Isao Tomita and Naohiro Ukawa
You have met Isao Tomita several times in person, what advice do you think he would give to young artists?
Naohiro Ukawa: I think his advice to the younger generation was to become an “otaku”. The word may not be used as much anymore, but in the 1970s there were people who stayed at home, locked themselves away and created something, although at the time it was considered cooler to be in a band. It’s mostly about the initial passion to create something.
I think the reason why punk music became so popular and widespread at the time was that you could form a band the day you bought your own instrument, even though you couldn’t play yet.That wasn’t the case with the synthesizer – it was harder to make sounds with it, there were hardly any manuals for it and you had to figure everything out yourself. This is also the result of the same DIY spirit as punk.
Nowadays we have a lot of apps on the internet that you can use to create music. There are many tools today that you can use to live out your passion. And I think Isao Tomita was a pioneer who opened up this world for us. And in doing so, he shortened the path for us from the initial idea to artistic realization.
“He said himself that you have to immerse yourself. Just like he did in his studio back then. Maybe it took him a whole day to create just one sound of a flute, maybe he fell asleep and then took another day to figure out what a violin sounds like. He immersed himself in this creative world to create his work of art. And I think that’s also the advice he would give to young artists.”
Gerfried Stocker: What we have to appreciate most about Isao Tomita is that he showed us as artists that we have to work hard to create this universe, to create this unity between us humans and our environment. Taking care of our world, of our planet, is definitely one of the messages he gave us, and definitely one of the great challenges for the artists of the future.
Naohiro Ukawa: Omni-directional artist known for extremely wide range of activities as a graphic designer, video artist, music video director, VJ, writer, college professor and “Genzai” artist among others. In March 2010, Ukawa founded a live streaming channel “DOMMUNE” which immediately attracted record-setting number of viewers for its daily programs very much discussed inside and outside Japan.
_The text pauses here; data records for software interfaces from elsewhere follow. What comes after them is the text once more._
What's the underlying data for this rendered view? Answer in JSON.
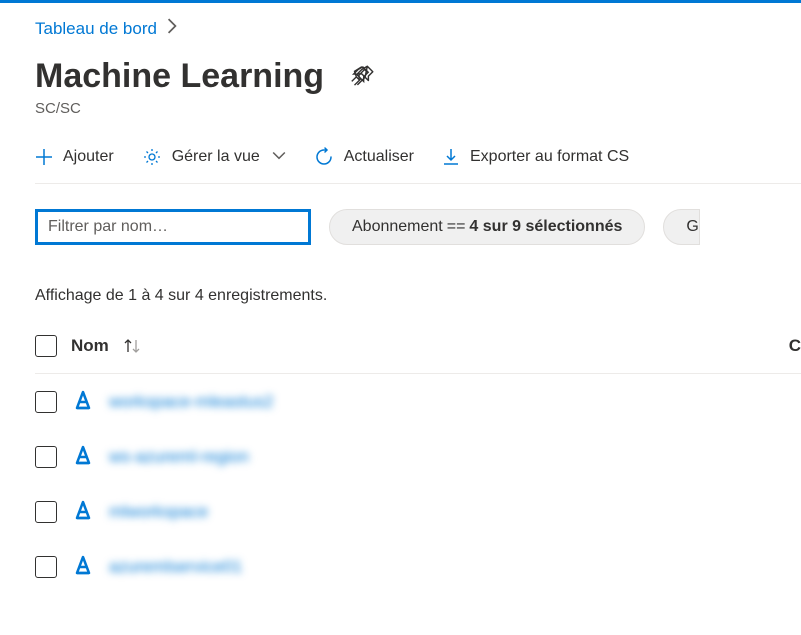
{
  "breadcrumb": {
    "root": "Tableau de bord"
  },
  "header": {
    "title": "Machine Learning",
    "subtitle": "SC/SC"
  },
  "toolbar": {
    "add": "Ajouter",
    "manage_view": "Gérer la vue",
    "refresh": "Actualiser",
    "export_csv": "Exporter au format CS"
  },
  "filters": {
    "placeholder": "Filtrer par nom…",
    "subscription_label": "Abonnement",
    "subscription_op": " == ",
    "subscription_value": "4 sur 9 sélectionnés",
    "partial_pill": "G"
  },
  "records_text": "Affichage de 1 à 4 sur 4 enregistrements.",
  "table": {
    "name_header": "Nom",
    "right_header": "C",
    "rows": [
      {
        "name": "workspace-mleastus2"
      },
      {
        "name": "ws-azureml-region"
      },
      {
        "name": "mlworkspace"
      },
      {
        "name": "azuremlservice01"
      }
    ]
  }
}
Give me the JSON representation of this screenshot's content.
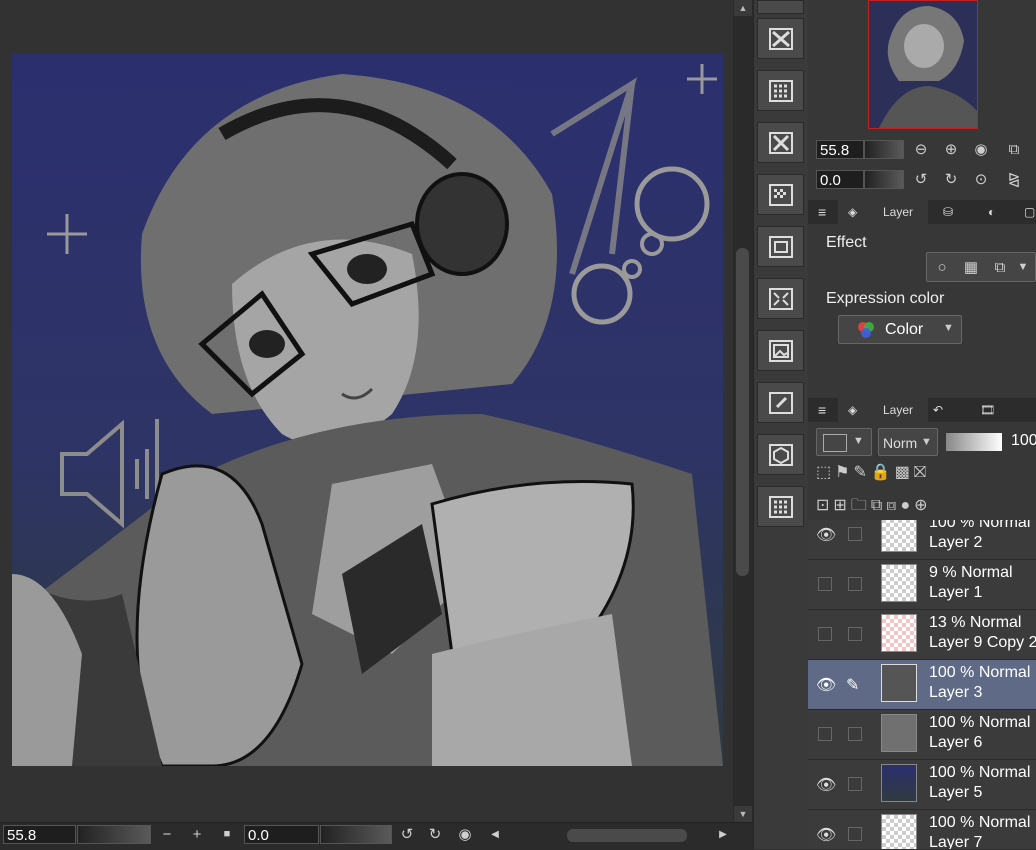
{
  "canvas": {
    "description_alt": ""
  },
  "statusbar": {
    "zoom_value": "55.8",
    "rotate_value": "0.0",
    "zoom_out_label": "−",
    "zoom_in_label": "+",
    "fit_label": "■"
  },
  "navigator": {
    "zoom_value": "55.8",
    "rotate_value": "0.0"
  },
  "property_panel": {
    "tab_label": "Layer",
    "effect_label": "Effect",
    "expression_color_label": "Expression color",
    "expression_color_value": "Color"
  },
  "layer_panel": {
    "tab_label": "Layer",
    "blend_mode": "Norm",
    "opacity": "100",
    "layers": [
      {
        "mode": "100 % Normal",
        "name": "Layer 2",
        "visible": true,
        "selected": false
      },
      {
        "mode": "9 % Normal",
        "name": "Layer 1",
        "visible": false,
        "selected": false
      },
      {
        "mode": "13 % Normal",
        "name": "Layer 9 Copy 2",
        "visible": false,
        "selected": false
      },
      {
        "mode": "100 % Normal",
        "name": "Layer 3",
        "visible": true,
        "selected": true
      },
      {
        "mode": "100 % Normal",
        "name": "Layer 6",
        "visible": false,
        "selected": false
      },
      {
        "mode": "100 % Normal",
        "name": "Layer 5",
        "visible": true,
        "selected": false
      },
      {
        "mode": "100 % Normal",
        "name": "Layer 7",
        "visible": true,
        "selected": false
      }
    ]
  },
  "colors": {
    "selected_layer": "#5e6a86",
    "canvas_bg_top": "#2c2f6e",
    "canvas_bg_bottom": "#2f3a40"
  }
}
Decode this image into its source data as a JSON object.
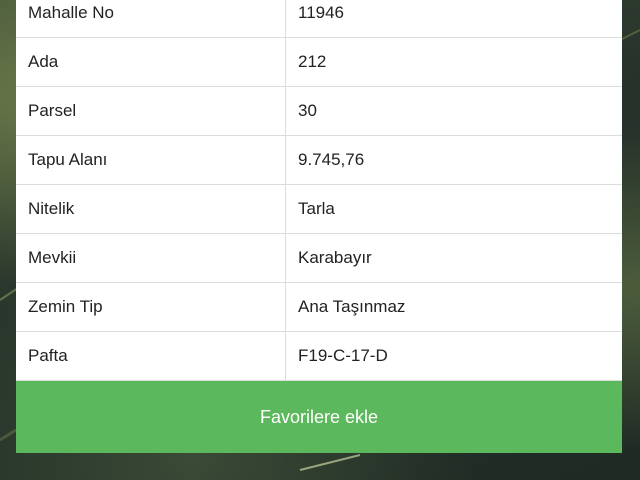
{
  "parcel_info": {
    "rows": [
      {
        "label": "Mahalle No",
        "value": "11946"
      },
      {
        "label": "Ada",
        "value": "212"
      },
      {
        "label": "Parsel",
        "value": "30"
      },
      {
        "label": "Tapu Alanı",
        "value": "9.745,76"
      },
      {
        "label": "Nitelik",
        "value": "Tarla"
      },
      {
        "label": "Mevkii",
        "value": "Karabayır"
      },
      {
        "label": "Zemin Tip",
        "value": "Ana Taşınmaz"
      },
      {
        "label": "Pafta",
        "value": "F19-C-17-D"
      }
    ]
  },
  "actions": {
    "favorite_label": "Favorilere ekle"
  },
  "colors": {
    "button": "#5cb85c",
    "map_background": "#26322a"
  }
}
In 2010, Ukawa received Agency for Cultural Affairs’ Japan Media Arts Festival Jury Selection for DOMMUNE as his very own form of art. 2021, he received the Minister of Education Award for fine Arts.
Gerfried Stocker is a media artist and an engineer for communication technology and has been artistic director and co-CEO of Ars Electronica since 1995. In 1995/96 he developed the exhibition strategies of the Ars Electronica Center with a small team of artists and technicians and was responsible for the setup and establishment of Ars Electronica’s own R & D facility, the Ars Electronica Futurelab. He has overseen the development of the program for international Ars Electronica exhibitions since 2004, the planning and the revamping of the contents for the Ars Electronica Center, which was enlarged in 2009, since 2005; the expansion of the Ars Electronica Festival since 2015; and the extensive overhaul of Ars Electronica Center’s contents and interior design in 2019. Stocker is a consultant for numerous companies and institutions in the field of creativity and innovation management and is active as a guest lecturer at international conferences and universities. In 2019 he was awarded an honorary doctorate from Aalto University, Finland.
Many thanks to Emiko Ogawa for organizing the interview and to Yoko Shimizu for simultaneous translation. The text was edited and shortened by Martin Hieslmair.